Because our forest resources are valuable to the citizens of Iowa, the Bureau of Forestry began monitoring forest and tree health conditions in the late 1970's. This monitoring effort today is used to determine overall forest and tree health conditions, the status of natural and exotic insect, disease, and invasive species problems, and to provide up-to-date information for private and public managers to aid in the sustained management of Iowa's forest resources.
Cooperative monitoring efforts with Iowa State University, Iowa Department of Agriculture and Land Stewardship (IDALS), USDA Forest Service (USFS), USDA Plant Protection Quarantine (PPQ), municipal foresters, and private land owners encourages efficient monitoring efforts. In addition, cooperation fosters improved communications to professionals and others on Iowa's forest resource management issues.
Forest Health Threats
Iowa Department of Natural Resources Forester’s conduct surveys, evaluations, and monitor for forest insects, forest diseases, invasive plants, and forest management practices. This is done to determine the status, changes, and trends in forest health conditions. The Forestry Bureau utilizes the data from ground surveys, aerial surveys, and other data sources to develop a comprehensive management approach to address forest health issues that affect the sustainability of Iowa’s forest ecosystems. The findings are compiled into a Forest Health Highlights for each year and can be found below.

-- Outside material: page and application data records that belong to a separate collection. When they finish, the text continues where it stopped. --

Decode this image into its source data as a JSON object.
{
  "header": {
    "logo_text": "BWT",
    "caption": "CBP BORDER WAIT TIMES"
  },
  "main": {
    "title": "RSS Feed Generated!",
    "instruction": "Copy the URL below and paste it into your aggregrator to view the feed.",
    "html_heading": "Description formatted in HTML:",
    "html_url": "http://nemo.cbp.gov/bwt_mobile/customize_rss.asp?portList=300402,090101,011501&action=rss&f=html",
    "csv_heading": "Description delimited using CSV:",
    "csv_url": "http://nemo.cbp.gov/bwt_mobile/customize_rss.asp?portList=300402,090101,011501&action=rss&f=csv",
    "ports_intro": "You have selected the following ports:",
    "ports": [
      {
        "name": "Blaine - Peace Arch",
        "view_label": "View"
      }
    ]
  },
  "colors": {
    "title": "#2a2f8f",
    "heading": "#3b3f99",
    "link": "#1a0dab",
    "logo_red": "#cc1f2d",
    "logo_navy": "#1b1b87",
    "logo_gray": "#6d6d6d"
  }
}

Iowa Forest Health Highlights 2016
Iowa Forest Health Highlights 2015
Iowa Forest Health Highlights 2014
Iowa Forest Health Highlights 2013
Iowa Forest Health Highlights 2012
Iowa Forest Health Highlights 2011
Iowa Forest Health Report 2010
Iowa Forest Health Report 2009
Iowa Forest Health Report 2008